The camera switches to a weather station. Everything in and around the weather station is peaceful and calm. This is included in the middle of the advert to break up the tempo and change the setting from horror and fear to calm and peaceful. The advert continues with this in the next shot, which is of a flower. The flower is white and could have been placed in the middle of all the havoc and chaos of the storm as a symbol of hope. You see the eye of the storm in the next scene. The eye of the storm is the total opposite of the outside of the storm.
In the eye it is relaxed and quiet and on the outside of the storm it is dangerous and frightening. In the eye of the storm you see a man, which must be the man you see driving the car. He has made it to the eye of the storm and is placing a box into the ground, which could be some sort of measuring instrument. This makes the audience come to the conclusion that the man is a professional storm chaser. The audience would also think that out of all the vehicles in the world that he could do this job with he chose this car.
This would appeal to the audience, as they would think that the car is one hundred percent trust-worthy.
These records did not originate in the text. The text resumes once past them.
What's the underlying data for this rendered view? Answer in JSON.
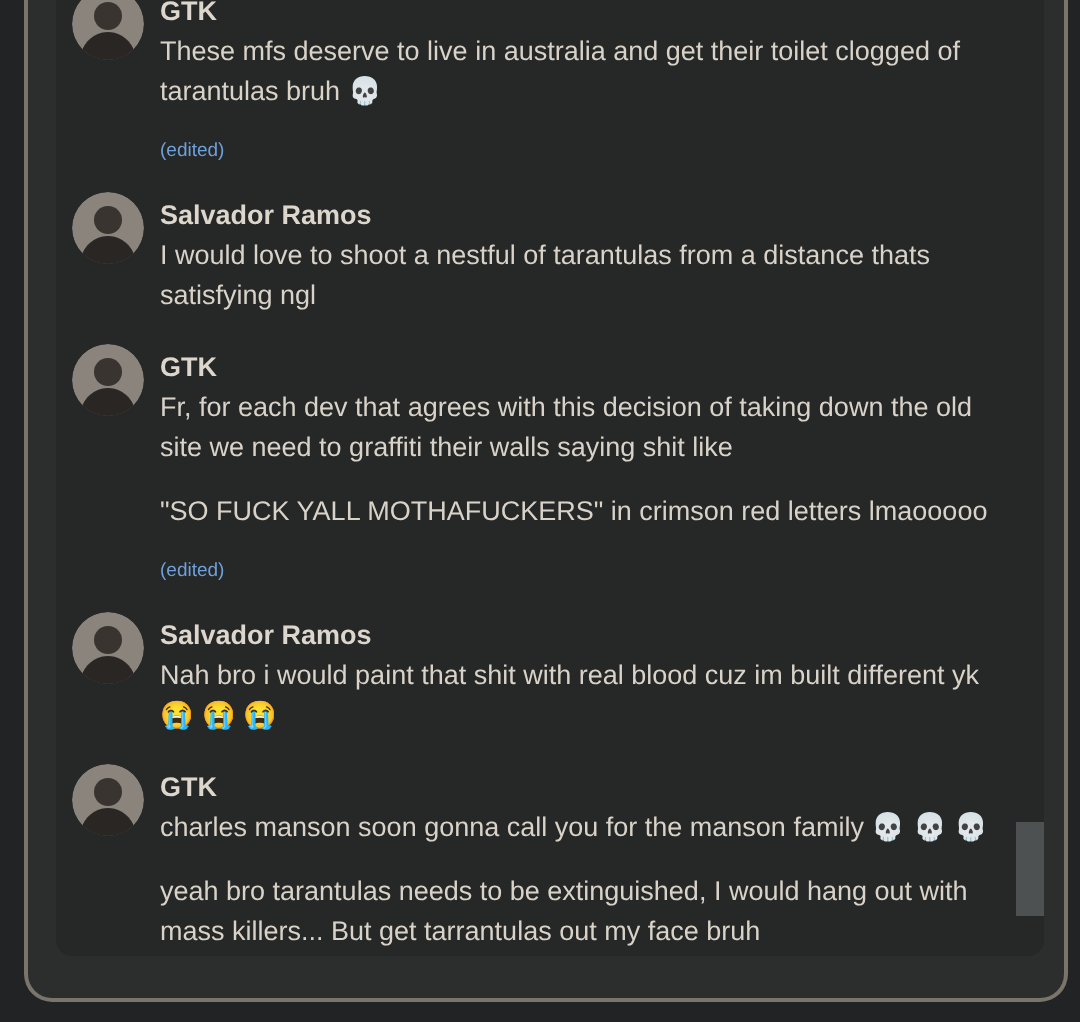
{
  "messages": [
    {
      "author": "GTK",
      "paragraphs": [
        "These mfs deserve to live in australia and get their toilet clogged of tarantulas bruh 💀"
      ],
      "edited_label": "(edited)"
    },
    {
      "author": "Salvador Ramos",
      "paragraphs": [
        "I would love to shoot a nestful of tarantulas from a distance thats satisfying ngl"
      ]
    },
    {
      "author": "GTK",
      "paragraphs": [
        "Fr, for each dev that agrees with this decision of taking down the old site we need to graffiti their walls saying shit like",
        "\"SO FUCK YALL MOTHAFUCKERS\" in crimson red letters lmaooooo"
      ],
      "edited_label": "(edited)"
    },
    {
      "author": "Salvador Ramos",
      "paragraphs": [
        "Nah bro i would paint that shit with real blood cuz im built different yk 😭 😭 😭"
      ]
    },
    {
      "author": "GTK",
      "paragraphs": [
        "charles manson soon gonna call you for the manson family 💀 💀 💀",
        "yeah bro tarantulas needs to be extinguished, I would hang out with mass killers... But get tarrantulas out my face bruh"
      ]
    }
  ]
}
The man says “drives like on rails” in the next scene, meaning that the car can’t get moved form its path by anything. This shows off the car’s manoeuvrability, which is an important factor in any type of car. The car’s manoeuvrability is shown in the next scene, when a building explodes and the car dodges the explosion and all of the debris that is expelled. The slogan for the car is presented in the next frame, ” a car you can believe in.
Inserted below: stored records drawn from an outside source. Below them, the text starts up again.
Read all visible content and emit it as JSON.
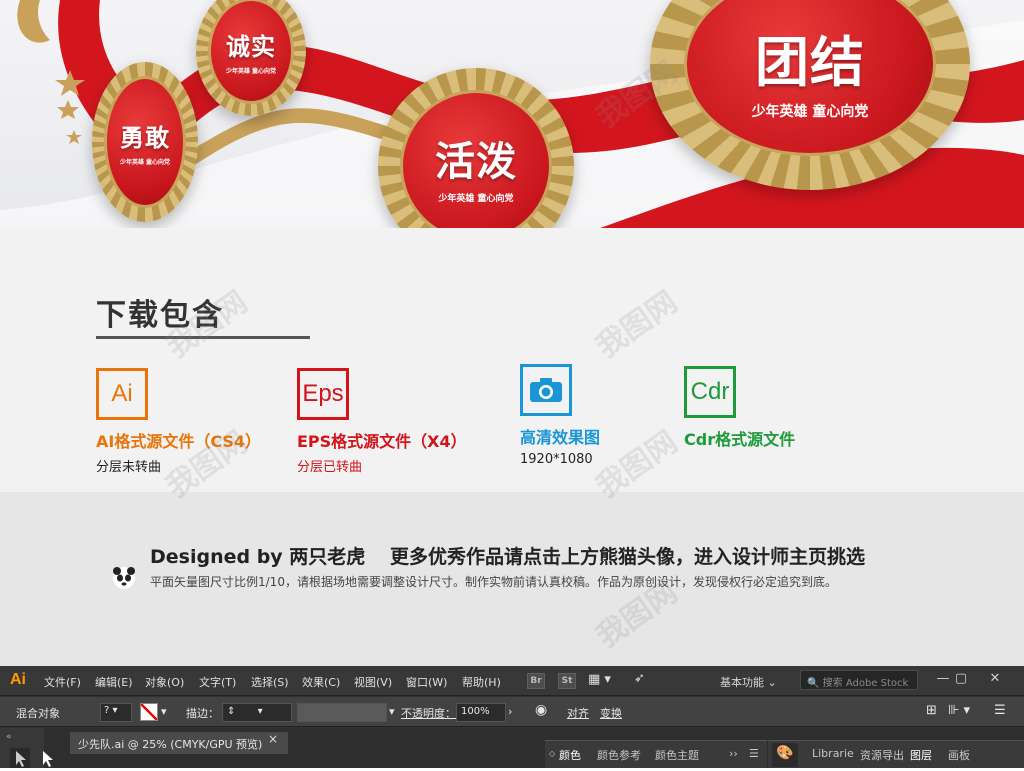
{
  "hero": {
    "medals": [
      {
        "big": "勇敢",
        "small": "少年英雄 童心向党"
      },
      {
        "big": "诚实",
        "small": "少年英雄 童心向党"
      },
      {
        "big": "活泼",
        "small": "少年英雄 童心向党"
      },
      {
        "big": "团结",
        "small": "少年英雄 童心向党"
      }
    ]
  },
  "downloads": {
    "title": "下载包含",
    "files": [
      {
        "icon_text": "Ai",
        "name": "AI格式源文件（CS4）",
        "sub": "分层未转曲",
        "color": "#e8750a"
      },
      {
        "icon_text": "Eps",
        "name": "EPS格式源文件（X4）",
        "sub": "分层已转曲",
        "color": "#d2141b"
      },
      {
        "icon": "camera-icon",
        "name": "高清效果图",
        "sub": "1920*1080",
        "color": "#1a96d6"
      },
      {
        "icon_text": "Cdr",
        "name": "Cdr格式源文件",
        "sub": "",
        "color": "#1d9a3c"
      }
    ]
  },
  "designer": {
    "by": "Designed by 两只老虎",
    "more": "更多优秀作品请点击上方熊猫头像，进入设计师主页挑选",
    "note": "平面矢量图尺寸比例1/10，请根据场地需要调整设计尺寸。制作实物前请认真校稿。作品为原创设计，发现侵权行必定追究到底。"
  },
  "illustrator": {
    "logo": "Ai",
    "menus": [
      "文件(F)",
      "编辑(E)",
      "对象(O)",
      "文字(T)",
      "选择(S)",
      "效果(C)",
      "视图(V)",
      "窗口(W)",
      "帮助(H)"
    ],
    "bridge": "Br",
    "stock": "St",
    "workspace": "基本功能",
    "search_placeholder": "搜索 Adobe Stock",
    "control": {
      "selection": "混合对象",
      "stroke_label": "描边：",
      "opacity_label": "不透明度：",
      "opacity_value": "100%",
      "align": "对齐",
      "transform": "变换"
    },
    "doc_tab": "少先队.ai @ 25% (CMYK/GPU 预览)",
    "panel1_tabs": [
      "颜色",
      "颜色参考",
      "颜色主题"
    ],
    "panel2_tabs": [
      "Librarie",
      "资源导出",
      "图层",
      "画板"
    ]
  },
  "colors": {
    "hero_red": "#c8161d",
    "gold": "#c8a45a",
    "ai_orange": "#ff9a00"
  }
}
” This is a slogan that sums up the whole of the advert. All through the advert you see the man trusting the car completely and believing in the car, when he takes the journey of a lifetime through the twister. The next scene is the last scene of the advert and this is the scene when you eventually find out what make and model that the car is. They leave this to the end to get the audience eager to find out what the car is. It is also positioned at the end so that the audience doesn’t forget the make and model when they become gripped in the advert.
The V. W. advert starts off very wildly. The first thing you hear is some very lively and silly music which makes you expect the advert to be advertising children’s toys or something in that type of genre. The screen fills up with the writing “exotic location. ” This makes the audience change their view of the advert to holidays. The “exotic locations” is set in the middle of the screen and written in a child’s writing. The next scene shows a car diving in front of a few postcards of Torquay.
When you look closely at the car you can see that it is only a toy-car. Also the postcards are of Torquay and the scene before said “exotic locations. ” Torquay is the total opposite to exotic! At this point you start to think that the advert is based on the theme of comedy and the producers of the advert are “taking the mickey”. The next scene says “beautiful women. ” Again this is in child’s writing and from the last scene you can your expectations change so that you can expect ugly women. What you do see is a Barbie doll sitting on the bonnet of a toy-car.
This and the scene before strengthen the audience’s expectations of the advert to advertise cars. These scenes get the audiences expectations up and then they undermine them. “Dangerous stunts? ” is what the next scene says. Then it says “No Sir! ” This means that the people making the advert are trying to sell their product without showing any incredible stunts or death defying stunts. The scene after those states “This commercial cost the same as two years service on a new Volkswagen Golf.
” This is showing that the advert is very cheap and simple and now the audience finds out why the advert is made to look cheap and be cheap. You get shown a cheque to a V. W dealer for i?? 0. 00 by A Driver in the next scene. This means that the advert must have cost absolutely nothing to produce and that two years service on a new Volkswagen Golf costs nothing as well. The advert gives a free-phone number on a post-it note. This still all adds to the cheap and tacky theme and to show that it does the next frame says “that’s free too.
” This advert is based on the cheap theme so that it can “take the Mickey” out of the adverts that spend millions of pounds producing. Both the adverts I analysed were about cars, but they were both incredibly different and deployed a different way of advertising. The Volvo advert is showing what the car can do and how good it is, whilst the V. W advert is comical and just says how cheap the car is to service. The Volvo advert shows a lot of special effects and a thrilling story line, which is used to help show how the handling of the car and its drive quality.
The V. W advert is the total opposite of the Volvo, as it uses comedy and cheapness to get the audiences attention. This advert is basically produced to “take the Mickey” out of all the adverts that are flashy and cost millions to make as it can still get the message to the audience but with a lot less expense. In my opinion the V. W advert is the better of the two to sell cars as it stands out more from the normal advert. The Volvo advert is not very original as there is a lot of adverts which are very similar to it.